What is required >> Every record is to be copied unchanged, except that its pictures are removed.

*** Opening of Task material ***

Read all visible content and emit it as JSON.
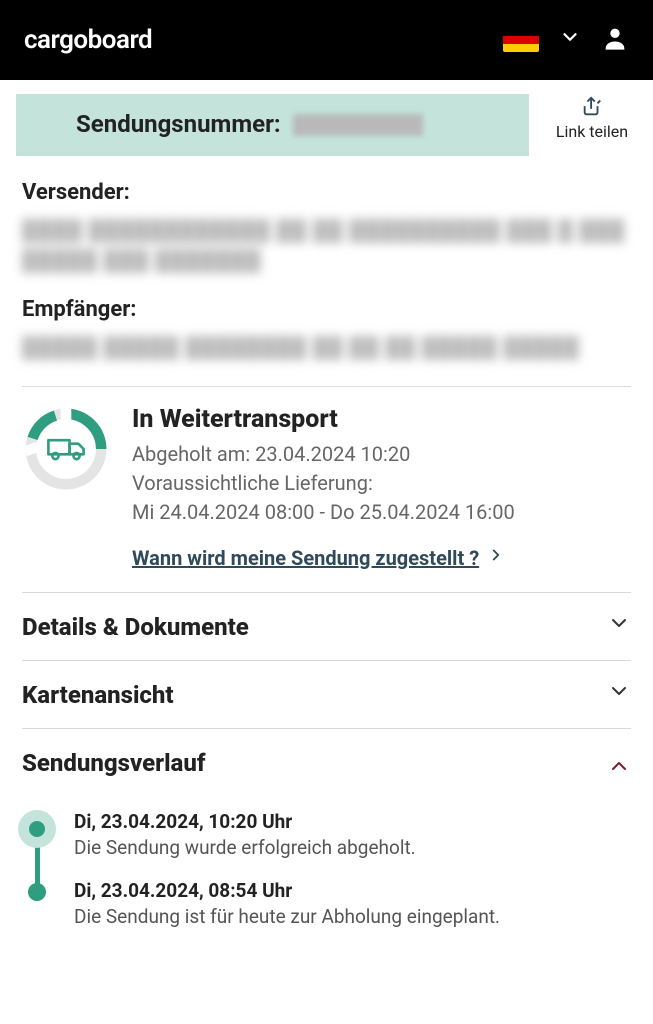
{
  "header": {
    "logo": "cargoboard",
    "flag": "de"
  },
  "banner": {
    "label": "Sendungsnummer:"
  },
  "share": {
    "label": "Link teilen"
  },
  "sender": {
    "label": "Versender:"
  },
  "recipient": {
    "label": "Empfänger:"
  },
  "status": {
    "title": "In Weitertransport",
    "picked_up": "Abgeholt am: 23.04.2024 10:20",
    "eta_label": "Voraussichtliche Lieferung:",
    "eta_value": "Mi 24.04.2024 08:00 - Do 25.04.2024 16:00",
    "faq": "Wann wird meine Sendung zugestellt ?"
  },
  "accordions": {
    "details": "Details & Dokumente",
    "map": "Kartenansicht",
    "history": "Sendungsverlauf"
  },
  "history": [
    {
      "time": "Di, 23.04.2024, 10:20 Uhr",
      "desc": "Die Sendung wurde erfolgreich abgeholt."
    },
    {
      "time": "Di, 23.04.2024, 08:54 Uhr",
      "desc": "Die Sendung ist für heute zur Abholung eingeplant."
    }
  ]
}
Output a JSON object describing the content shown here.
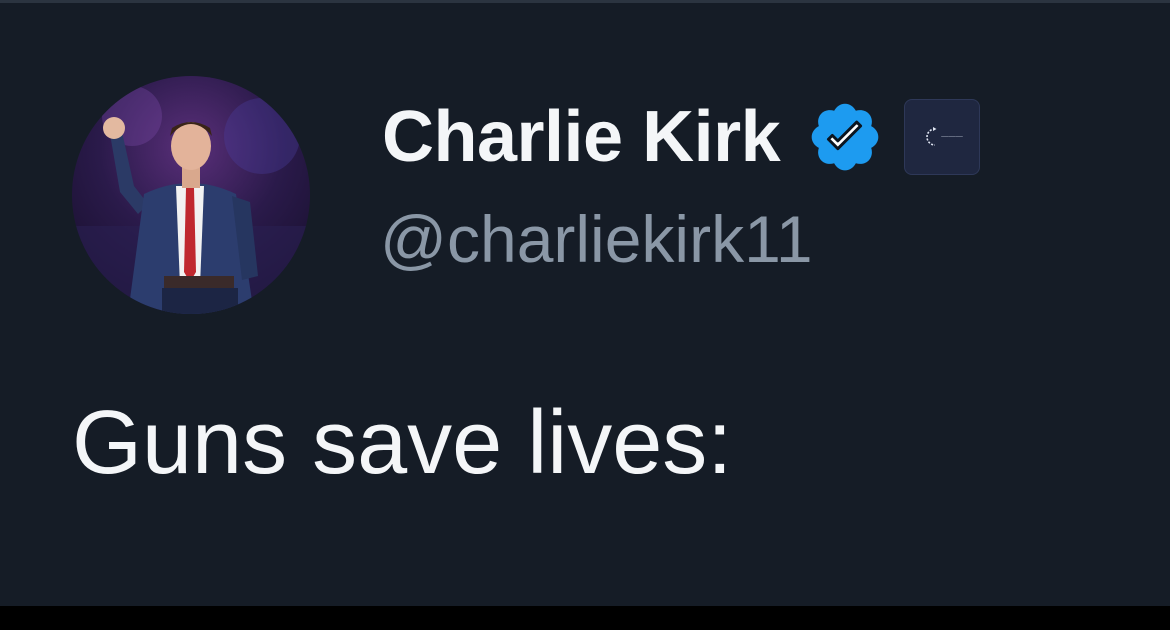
{
  "tweet": {
    "author": {
      "display_name": "Charlie Kirk",
      "handle": "@charliekirk11",
      "verified_icon": "verified-badge-icon",
      "affiliate_icon": "affiliate-organization-icon",
      "avatar_icon": "profile-photo"
    },
    "text": "Guns save lives:"
  },
  "colors": {
    "background": "#151c26",
    "name_text": "#f4f6f8",
    "handle_text": "#8a97a6",
    "verified_blue": "#1d9bf0"
  }
}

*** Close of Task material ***

Solution >>
Read all visible content and emit it as JSON.
{
  "header": {
    "logo": "cargoboard",
    "flag": "de"
  },
  "banner": {
    "label": "Sendungsnummer:"
  },
  "share": {
    "label": "Link teilen"
  },
  "sender": {
    "label": "Versender:"
  },
  "recipient": {
    "label": "Empfänger:"
  },
  "status": {
    "title": "In Weitertransport",
    "picked_up": "Abgeholt am: 23.04.2024 10:20",
    "eta_label": "Voraussichtliche Lieferung:",
    "eta_value": "Mi 24.04.2024 08:00 - Do 25.04.2024 16:00",
    "faq": "Wann wird meine Sendung zugestellt ?"
  },
  "accordions": {
    "details": "Details & Dokumente",
    "map": "Kartenansicht",
    "history": "Sendungsverlauf"
  },
  "history": [
    {
      "time": "Di, 23.04.2024, 10:20 Uhr",
      "desc": "Die Sendung wurde erfolgreich abgeholt."
    },
    {
      "time": "Di, 23.04.2024, 08:54 Uhr",
      "desc": "Die Sendung ist für heute zur Abholung eingeplant."
    }
  ]
}
Output a JSON object describing the content shown here.
{
  "tweet": {
    "author": {
      "display_name": "Charlie Kirk",
      "handle": "@charliekirk11",
      "verified_icon": "verified-badge-icon",
      "affiliate_icon": "affiliate-organization-icon",
      "avatar_icon": "profile-photo"
    },
    "text": "Guns save lives:"
  },
  "colors": {
    "background": "#151c26",
    "name_text": "#f4f6f8",
    "handle_text": "#8a97a6",
    "verified_blue": "#1d9bf0"
  }
}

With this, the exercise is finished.